● Materials provided
__________________________________________________
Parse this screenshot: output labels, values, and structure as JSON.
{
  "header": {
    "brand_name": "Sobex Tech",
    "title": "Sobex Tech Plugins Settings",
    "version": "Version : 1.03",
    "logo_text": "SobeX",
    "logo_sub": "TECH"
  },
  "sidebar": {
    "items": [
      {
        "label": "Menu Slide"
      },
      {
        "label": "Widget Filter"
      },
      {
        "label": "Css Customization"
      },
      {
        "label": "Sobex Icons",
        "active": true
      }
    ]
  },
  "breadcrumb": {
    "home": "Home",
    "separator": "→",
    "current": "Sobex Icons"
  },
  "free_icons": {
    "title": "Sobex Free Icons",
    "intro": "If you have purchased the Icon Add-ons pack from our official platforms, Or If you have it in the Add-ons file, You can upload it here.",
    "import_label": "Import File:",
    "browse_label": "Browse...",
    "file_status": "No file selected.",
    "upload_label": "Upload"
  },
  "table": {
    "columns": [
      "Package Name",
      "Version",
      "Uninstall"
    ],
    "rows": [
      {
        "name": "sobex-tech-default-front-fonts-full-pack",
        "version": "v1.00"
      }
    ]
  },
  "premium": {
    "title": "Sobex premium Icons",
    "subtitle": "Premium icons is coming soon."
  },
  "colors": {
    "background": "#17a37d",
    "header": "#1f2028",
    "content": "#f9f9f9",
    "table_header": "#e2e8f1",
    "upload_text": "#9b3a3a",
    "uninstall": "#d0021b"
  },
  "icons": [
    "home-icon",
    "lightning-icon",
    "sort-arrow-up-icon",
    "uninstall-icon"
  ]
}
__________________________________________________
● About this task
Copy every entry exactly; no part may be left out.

● Solution for this exercise
Parse this screenshot: output labels, values, and structure as JSON.
{
  "header": {
    "brand_name": "Sobex Tech",
    "title": "Sobex Tech Plugins Settings",
    "version": "Version : 1.03",
    "logo_text": "SobeX",
    "logo_sub": "TECH"
  },
  "sidebar": {
    "items": [
      {
        "label": "Menu Slide"
      },
      {
        "label": "Widget Filter"
      },
      {
        "label": "Css Customization"
      },
      {
        "label": "Sobex Icons",
        "active": true
      }
    ]
  },
  "breadcrumb": {
    "home": "Home",
    "separator": "→",
    "current": "Sobex Icons"
  },
  "free_icons": {
    "title": "Sobex Free Icons",
    "intro": "If you have purchased the Icon Add-ons pack from our official platforms, Or If you have it in the Add-ons file, You can upload it here.",
    "import_label": "Import File:",
    "browse_label": "Browse...",
    "file_status": "No file selected.",
    "upload_label": "Upload"
  },
  "table": {
    "columns": [
      "Package Name",
      "Version",
      "Uninstall"
    ],
    "rows": [
      {
        "name": "sobex-tech-default-front-fonts-full-pack",
        "version": "v1.00"
      }
    ]
  },
  "premium": {
    "title": "Sobex premium Icons",
    "subtitle": "Premium icons is coming soon."
  },
  "colors": {
    "background": "#17a37d",
    "header": "#1f2028",
    "content": "#f9f9f9",
    "table_header": "#e2e8f1",
    "upload_text": "#9b3a3a",
    "uninstall": "#d0021b"
  },
  "icons": [
    "home-icon",
    "lightning-icon",
    "sort-arrow-up-icon",
    "uninstall-icon"
  ]
}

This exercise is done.